When I first saw Ghostrunner I had pretty high expectations for the game as it looked like a fast paced thrill ride. I can’t say that I was disappointed by the game. The game has two main mechanics and both are quite satisfying. The parkour platforming sections of the game are fantastic. The game has a great sense of speed as you quickly jump between platforms and walls where it really feels like you are running through a futuristic city. Ghostrunner might have some of the best parkour style gameplay of any game that I have ever played. The combat works off of this as you combine platforming with melee attacks as you try to avoid enemy attacks. In a way this kind of feels like a puzzle as you figure out how to use the environment to your advantage. The combat relies on a lot of trial and error which can be kind of frustrating at times. Due to frequent checkpoints and fast load times though this is not nearly as bad as it could have been. Ghostrunner’s atmosphere and story are also pretty good. Probably the game’s biggest problem is just the fact that it ends too quickly. If the concept interests you at all though you will likely really enjoy your time with the game.

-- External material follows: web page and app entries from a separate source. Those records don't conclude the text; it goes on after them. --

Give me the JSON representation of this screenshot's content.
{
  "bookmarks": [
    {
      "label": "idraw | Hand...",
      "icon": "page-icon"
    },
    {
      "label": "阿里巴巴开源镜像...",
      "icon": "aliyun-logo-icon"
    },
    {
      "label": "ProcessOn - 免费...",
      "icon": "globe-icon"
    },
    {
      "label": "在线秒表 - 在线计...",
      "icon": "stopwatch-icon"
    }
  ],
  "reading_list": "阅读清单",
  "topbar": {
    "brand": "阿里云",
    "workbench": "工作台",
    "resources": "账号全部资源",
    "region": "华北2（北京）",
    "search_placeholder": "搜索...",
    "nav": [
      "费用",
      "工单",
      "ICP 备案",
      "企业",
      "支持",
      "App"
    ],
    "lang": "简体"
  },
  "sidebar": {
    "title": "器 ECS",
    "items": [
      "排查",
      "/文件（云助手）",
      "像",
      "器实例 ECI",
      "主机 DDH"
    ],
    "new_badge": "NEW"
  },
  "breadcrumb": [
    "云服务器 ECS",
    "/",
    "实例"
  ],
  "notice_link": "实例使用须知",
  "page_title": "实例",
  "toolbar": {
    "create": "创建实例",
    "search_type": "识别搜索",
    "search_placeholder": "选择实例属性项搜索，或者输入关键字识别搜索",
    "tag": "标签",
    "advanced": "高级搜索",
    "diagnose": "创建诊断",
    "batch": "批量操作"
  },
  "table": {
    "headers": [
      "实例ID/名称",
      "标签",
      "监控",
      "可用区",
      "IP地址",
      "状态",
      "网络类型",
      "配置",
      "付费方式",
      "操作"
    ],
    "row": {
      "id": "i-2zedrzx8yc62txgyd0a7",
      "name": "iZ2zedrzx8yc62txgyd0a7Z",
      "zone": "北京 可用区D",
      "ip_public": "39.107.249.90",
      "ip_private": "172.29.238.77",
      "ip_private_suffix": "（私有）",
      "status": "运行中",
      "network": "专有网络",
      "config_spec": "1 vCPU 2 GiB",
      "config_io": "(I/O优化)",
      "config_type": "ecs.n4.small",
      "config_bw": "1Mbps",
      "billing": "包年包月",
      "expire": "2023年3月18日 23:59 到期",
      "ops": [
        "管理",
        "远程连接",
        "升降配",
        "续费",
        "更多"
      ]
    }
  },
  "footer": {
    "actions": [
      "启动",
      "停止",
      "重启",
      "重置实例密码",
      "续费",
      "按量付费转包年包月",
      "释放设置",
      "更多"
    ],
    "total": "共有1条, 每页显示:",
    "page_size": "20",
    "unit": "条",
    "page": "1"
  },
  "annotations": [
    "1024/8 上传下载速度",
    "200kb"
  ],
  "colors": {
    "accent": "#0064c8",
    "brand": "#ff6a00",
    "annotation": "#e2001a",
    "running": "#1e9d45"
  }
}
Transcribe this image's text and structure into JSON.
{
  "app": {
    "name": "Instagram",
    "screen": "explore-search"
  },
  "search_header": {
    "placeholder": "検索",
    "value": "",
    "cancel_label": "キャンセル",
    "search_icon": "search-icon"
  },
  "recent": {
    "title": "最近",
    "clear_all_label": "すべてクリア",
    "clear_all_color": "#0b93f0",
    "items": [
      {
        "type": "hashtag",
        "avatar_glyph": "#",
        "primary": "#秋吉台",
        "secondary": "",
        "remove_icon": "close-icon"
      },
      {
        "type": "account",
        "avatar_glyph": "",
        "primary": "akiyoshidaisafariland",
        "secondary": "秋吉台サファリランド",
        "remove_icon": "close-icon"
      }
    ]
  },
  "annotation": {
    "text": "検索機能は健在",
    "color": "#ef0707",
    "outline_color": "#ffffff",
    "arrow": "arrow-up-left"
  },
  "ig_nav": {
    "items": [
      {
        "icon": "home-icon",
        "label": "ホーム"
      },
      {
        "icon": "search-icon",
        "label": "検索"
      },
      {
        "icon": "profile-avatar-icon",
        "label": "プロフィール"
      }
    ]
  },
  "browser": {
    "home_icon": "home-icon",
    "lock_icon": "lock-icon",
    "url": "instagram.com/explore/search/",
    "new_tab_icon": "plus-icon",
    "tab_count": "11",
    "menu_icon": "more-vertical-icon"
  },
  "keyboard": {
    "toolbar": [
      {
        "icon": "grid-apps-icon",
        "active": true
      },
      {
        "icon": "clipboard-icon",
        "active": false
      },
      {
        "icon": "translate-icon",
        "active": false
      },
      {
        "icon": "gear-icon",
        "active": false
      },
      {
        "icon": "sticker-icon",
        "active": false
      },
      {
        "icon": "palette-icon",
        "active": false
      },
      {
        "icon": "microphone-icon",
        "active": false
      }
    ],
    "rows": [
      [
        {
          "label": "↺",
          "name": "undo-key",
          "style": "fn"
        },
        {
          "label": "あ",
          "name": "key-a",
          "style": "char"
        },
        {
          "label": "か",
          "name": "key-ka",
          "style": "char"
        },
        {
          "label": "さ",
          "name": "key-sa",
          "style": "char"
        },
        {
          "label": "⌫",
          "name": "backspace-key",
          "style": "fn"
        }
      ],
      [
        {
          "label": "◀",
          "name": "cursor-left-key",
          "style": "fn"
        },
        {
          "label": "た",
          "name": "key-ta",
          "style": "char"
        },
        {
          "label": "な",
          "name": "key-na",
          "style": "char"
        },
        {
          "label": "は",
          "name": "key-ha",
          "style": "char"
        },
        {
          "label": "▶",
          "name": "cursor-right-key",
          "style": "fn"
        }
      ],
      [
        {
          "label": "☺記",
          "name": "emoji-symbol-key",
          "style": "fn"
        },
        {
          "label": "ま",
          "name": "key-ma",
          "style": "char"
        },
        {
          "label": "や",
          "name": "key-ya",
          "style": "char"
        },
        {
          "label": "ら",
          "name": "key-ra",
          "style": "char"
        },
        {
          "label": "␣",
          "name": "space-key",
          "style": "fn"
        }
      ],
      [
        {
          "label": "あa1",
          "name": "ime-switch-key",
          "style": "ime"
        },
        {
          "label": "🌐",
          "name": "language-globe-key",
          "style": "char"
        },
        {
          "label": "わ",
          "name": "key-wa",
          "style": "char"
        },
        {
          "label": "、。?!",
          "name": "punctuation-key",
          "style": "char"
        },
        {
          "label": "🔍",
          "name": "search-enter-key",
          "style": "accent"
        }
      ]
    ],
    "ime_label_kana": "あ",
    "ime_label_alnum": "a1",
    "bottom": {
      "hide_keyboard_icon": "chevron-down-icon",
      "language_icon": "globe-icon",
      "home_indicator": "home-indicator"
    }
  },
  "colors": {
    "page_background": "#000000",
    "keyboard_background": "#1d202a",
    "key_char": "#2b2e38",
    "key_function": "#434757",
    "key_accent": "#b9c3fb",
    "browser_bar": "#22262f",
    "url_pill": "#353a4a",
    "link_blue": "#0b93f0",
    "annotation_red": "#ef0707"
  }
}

My recommendation for Ghostrunner is pretty simple. If the premise doesn’t intrigue you or you don’t care for the parkour or trial and error combat, Ghostrunner probably won’t be for you. Those that are at all intrigued by the premise though will likely love Ghostrunner and should definitely look into picking it up.
We at Geeky Hobbies would like to thank One More Level, 3D Realms, Slipgate Ironworks™, 505 Games, and All in! Games for the review copy of Ghostrunner used for this review. Other than receiving a free copy of the game to review, we at Geeky Hobbies received no other compensation for this review. Receiving the review copy for free had no impact on the content of this review or the final score.